Data items
···
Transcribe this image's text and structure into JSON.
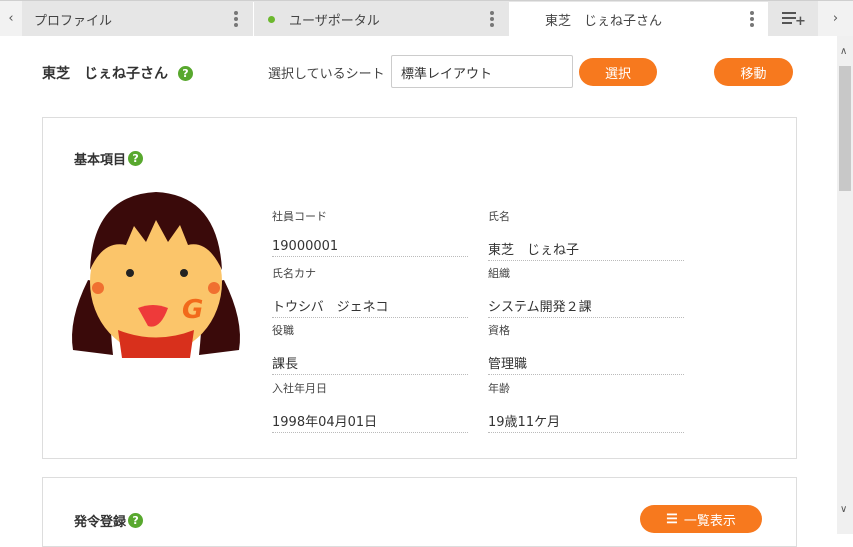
{
  "tabs": [
    {
      "label": "プロファイル",
      "active": false
    },
    {
      "label": "ユーザポータル",
      "active": false
    },
    {
      "label": "東芝　じぇね子さん",
      "active": true
    }
  ],
  "header": {
    "name": "東芝　じぇね子さん",
    "help": "?",
    "sheet_label": "選択しているシート",
    "sheet_value": "標準レイアウト",
    "select_button": "選択",
    "move_button": "移動"
  },
  "basic": {
    "title": "基本項目",
    "help": "?",
    "fields": [
      {
        "label": "社員コード",
        "value": "19000001"
      },
      {
        "label": "氏名",
        "value": "東芝　じぇね子"
      },
      {
        "label": "氏名カナ",
        "value": "トウシバ　ジェネコ"
      },
      {
        "label": "組織",
        "value": "システム開発２課"
      },
      {
        "label": "役職",
        "value": "課長"
      },
      {
        "label": "資格",
        "value": "管理職"
      },
      {
        "label": "入社年月日",
        "value": "1998年04月01日"
      },
      {
        "label": "年齢",
        "value": "19歳11ケ月"
      }
    ]
  },
  "order": {
    "title": "発令登録",
    "help": "?",
    "list_button": "一覧表示"
  },
  "colors": {
    "accent": "#f7791e",
    "help": "#58a82e"
  }
}
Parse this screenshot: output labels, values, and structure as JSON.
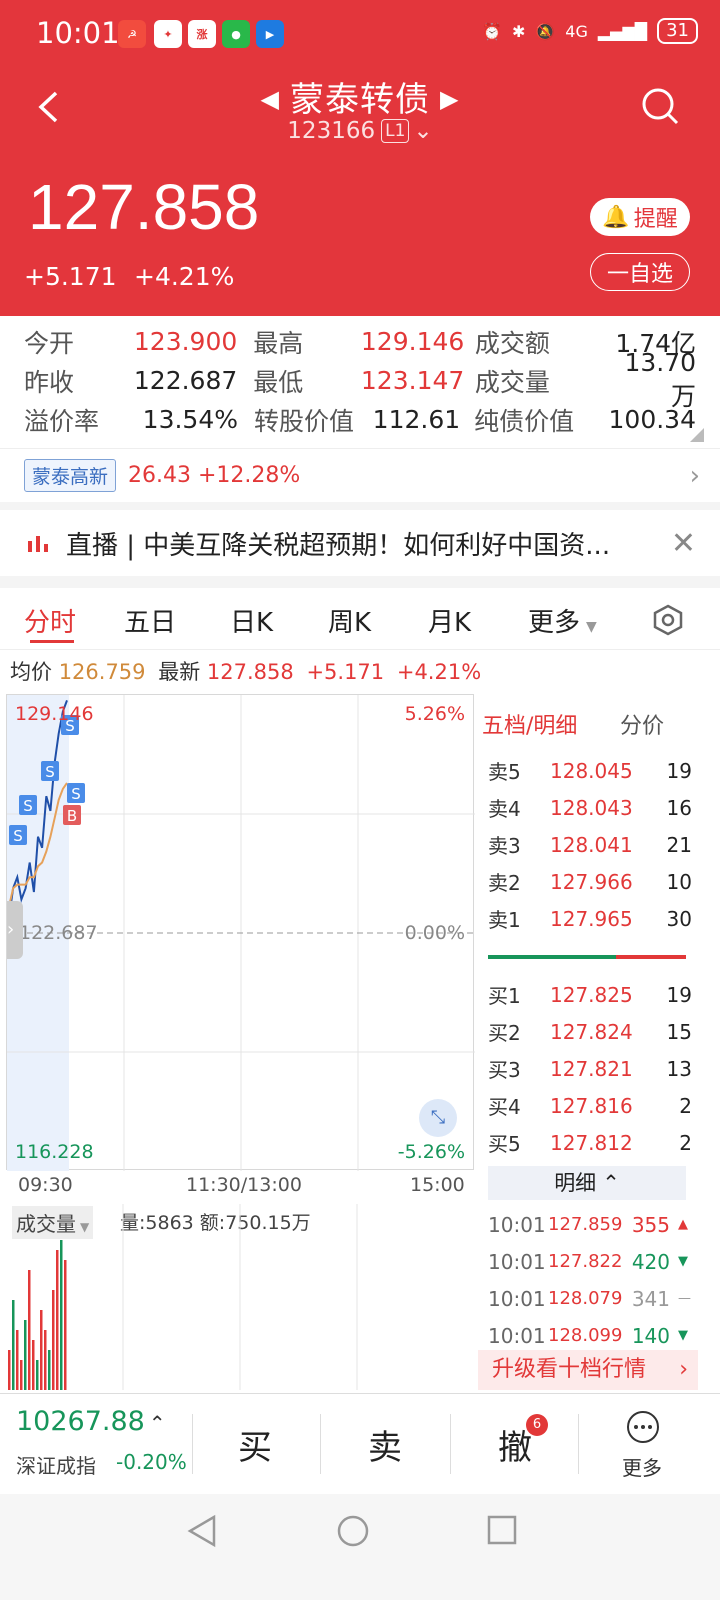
{
  "status": {
    "time": "10:01",
    "network": "4G",
    "battery": "31"
  },
  "header": {
    "name": "蒙泰转债",
    "code": "123166",
    "level": "L1",
    "price": "127.858",
    "change": "+5.171",
    "change_pct": "+4.21%",
    "alarm_btn": "提醒",
    "watch_btn": "一自选"
  },
  "quote": {
    "r1": {
      "l1": "今开",
      "v1": "123.900",
      "l2": "最高",
      "v2": "129.146",
      "l3": "成交额",
      "v3": "1.74亿"
    },
    "r2": {
      "l1": "昨收",
      "v1": "122.687",
      "l2": "最低",
      "v2": "123.147",
      "l3": "成交量",
      "v3": "13.70万"
    },
    "r3": {
      "l1": "溢价率",
      "v1": "13.54%",
      "l2": "转股价值",
      "v2": "112.61",
      "l3": "纯债价值",
      "v3": "100.34"
    }
  },
  "stock": {
    "tag": "蒙泰高新",
    "value": "26.43 +12.28%"
  },
  "live": {
    "text": "直播 | 中美互降关税超预期！如何利好中国资..."
  },
  "tabs": [
    "分时",
    "五日",
    "日K",
    "周K",
    "月K",
    "更多"
  ],
  "avg": {
    "label1": "均价",
    "avg": "126.759",
    "label2": "最新",
    "last": "127.858",
    "chg": "+5.171",
    "pct": "+4.21%"
  },
  "chart": {
    "ymax": "129.146",
    "ymin": "116.228",
    "mid": "122.687",
    "pmax": "5.26%",
    "pmin": "-5.26%",
    "pmid": "0.00%",
    "t1": "09:30",
    "t2": "11:30/13:00",
    "t3": "15:00",
    "S": "S",
    "B": "B"
  },
  "chart_data": {
    "type": "line",
    "x_start": "09:30",
    "x_end": "15:00",
    "series": [
      {
        "values": [
          123.1,
          123.9,
          124.2,
          123.6,
          123.9,
          124.6,
          123.8,
          125.3,
          125.0,
          126.4,
          126.0,
          127.3,
          128.1,
          128.7,
          129.0
        ]
      },
      {
        "values": [
          123.4,
          123.9,
          124.0,
          124.0,
          124.0,
          124.2,
          124.2,
          124.5,
          124.6,
          124.9,
          125.3,
          125.8,
          126.3,
          126.6,
          126.76
        ]
      }
    ],
    "volume": [
      40,
      90,
      60,
      30,
      70,
      120,
      50,
      30,
      80,
      60,
      40,
      100,
      140,
      150,
      130
    ],
    "ylim": [
      116.228,
      129.146
    ]
  },
  "volume": {
    "label": "成交量",
    "stats": "量:5863 额:750.15万"
  },
  "orderbook": {
    "title": "五档/明细",
    "title2": "分价",
    "asks": [
      {
        "l": "卖5",
        "p": "128.045",
        "q": "19"
      },
      {
        "l": "卖4",
        "p": "128.043",
        "q": "16"
      },
      {
        "l": "卖3",
        "p": "128.041",
        "q": "21"
      },
      {
        "l": "卖2",
        "p": "127.966",
        "q": "10"
      },
      {
        "l": "卖1",
        "p": "127.965",
        "q": "30"
      }
    ],
    "bids": [
      {
        "l": "买1",
        "p": "127.825",
        "q": "19"
      },
      {
        "l": "买2",
        "p": "127.824",
        "q": "15"
      },
      {
        "l": "买3",
        "p": "127.821",
        "q": "13"
      },
      {
        "l": "买4",
        "p": "127.816",
        "q": "2"
      },
      {
        "l": "买5",
        "p": "127.812",
        "q": "2"
      }
    ],
    "detail_title": "明细",
    "ticks": [
      {
        "t": "10:01",
        "p": "127.859",
        "q": "355"
      },
      {
        "t": "10:01",
        "p": "127.822",
        "q": "420"
      },
      {
        "t": "10:01",
        "p": "128.079",
        "q": "341"
      },
      {
        "t": "10:01",
        "p": "128.099",
        "q": "140"
      }
    ],
    "upgrade": "升级看十档行情"
  },
  "index": {
    "value": "10267.88",
    "name": "深证成指",
    "pct": "-0.20%"
  },
  "actions": {
    "buy": "买",
    "sell": "卖",
    "cancel": "撤",
    "badge": "6",
    "more": "更多"
  },
  "colors": {
    "brand": "#e3363c",
    "up": "#e23838",
    "down": "#17955a"
  }
}
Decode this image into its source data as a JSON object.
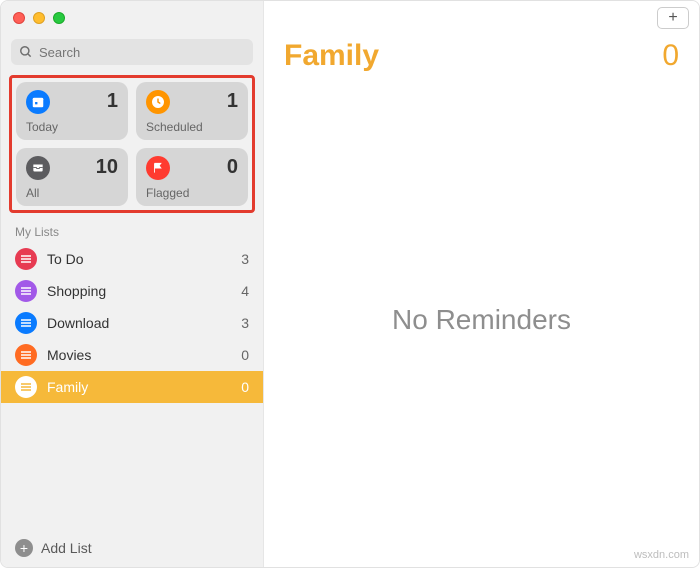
{
  "search": {
    "placeholder": "Search"
  },
  "tiles": {
    "today": {
      "label": "Today",
      "count": "1",
      "color": "#0a7bff"
    },
    "scheduled": {
      "label": "Scheduled",
      "count": "1",
      "color": "#ff9500"
    },
    "all": {
      "label": "All",
      "count": "10",
      "color": "#5c5c5f"
    },
    "flagged": {
      "label": "Flagged",
      "count": "0",
      "color": "#ff3b30"
    }
  },
  "section_title": "My Lists",
  "lists": [
    {
      "name": "To Do",
      "count": "3",
      "color": "#e73b52"
    },
    {
      "name": "Shopping",
      "count": "4",
      "color": "#a259e8"
    },
    {
      "name": "Download",
      "count": "3",
      "color": "#0a7bff"
    },
    {
      "name": "Movies",
      "count": "0",
      "color": "#ff6b22"
    },
    {
      "name": "Family",
      "count": "0",
      "color": "#f6b93a"
    }
  ],
  "add_list_label": "Add List",
  "main": {
    "title": "Family",
    "count": "0",
    "empty_text": "No Reminders"
  },
  "watermark": "wsxdn.com"
}
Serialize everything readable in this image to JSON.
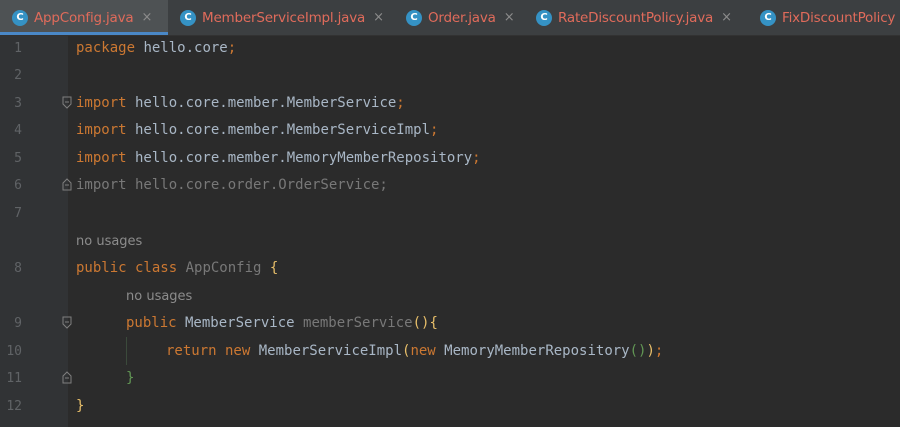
{
  "tabs": [
    {
      "label": "AppConfig.java",
      "icon": "class-icon",
      "active": true,
      "close": "×"
    },
    {
      "label": "MemberServiceImpl.java",
      "icon": "class-icon",
      "active": false,
      "close": "×"
    },
    {
      "label": "Order.java",
      "icon": "class-icon",
      "active": false,
      "close": "×"
    },
    {
      "label": "RateDiscountPolicy.java",
      "icon": "class-icon",
      "active": false,
      "close": "×"
    },
    {
      "label": "FixDiscountPolicy",
      "icon": "class-icon",
      "active": false,
      "close": ""
    }
  ],
  "tab_icon_letter": "C",
  "editor": {
    "line_numbers": [
      "1",
      "2",
      "3",
      "4",
      "5",
      "6",
      "7",
      "8",
      "9",
      "10",
      "11",
      "12"
    ],
    "hint_no_usages": "no usages",
    "lines": {
      "l1": {
        "kw": "package",
        "text": " hello.core",
        "semi": ";"
      },
      "l3": {
        "kw": "import",
        "text": " hello.core.member.MemberService",
        "semi": ";"
      },
      "l4": {
        "kw": "import",
        "text": " hello.core.member.MemberServiceImpl",
        "semi": ";"
      },
      "l5": {
        "kw": "import",
        "text": " hello.core.member.MemoryMemberRepository",
        "semi": ";"
      },
      "l6": {
        "text": "import hello.core.order.OrderService;"
      },
      "l8": {
        "kw": "public class",
        "name": " AppConfig",
        "brace": " {"
      },
      "l9": {
        "kw": "public",
        "type": " MemberService",
        "method": " memberService",
        "parens": "()",
        "brace": "{"
      },
      "l10": {
        "kw1": "return new",
        "t1": " MemberServiceImpl",
        "p1": "(",
        "kw2": "new",
        "t2": " MemoryMemberRepository",
        "p2": "()",
        "p3": ")",
        "semi": ";"
      },
      "l11": {
        "brace": "}"
      },
      "l12": {
        "brace": "}"
      }
    }
  },
  "colors": {
    "background": "#2b2b2b",
    "gutter": "#313335",
    "keyword": "#cc7832",
    "text": "#a9b7c6",
    "method": "#ffc66d",
    "unused": "#787878",
    "tab_label": "#e06b5b",
    "tab_icon": "#3592c4",
    "active_tab_underline": "#4a88c7"
  }
}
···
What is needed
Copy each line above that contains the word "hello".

Answer below
        "text": " hello.core",
        "text": " hello.core.member.MemberService",
        "text": " hello.core.member.MemberServiceImpl",
        "text": " hello.core.member.MemoryMemberRepository",
        "text": "import hello.core.order.OrderService;"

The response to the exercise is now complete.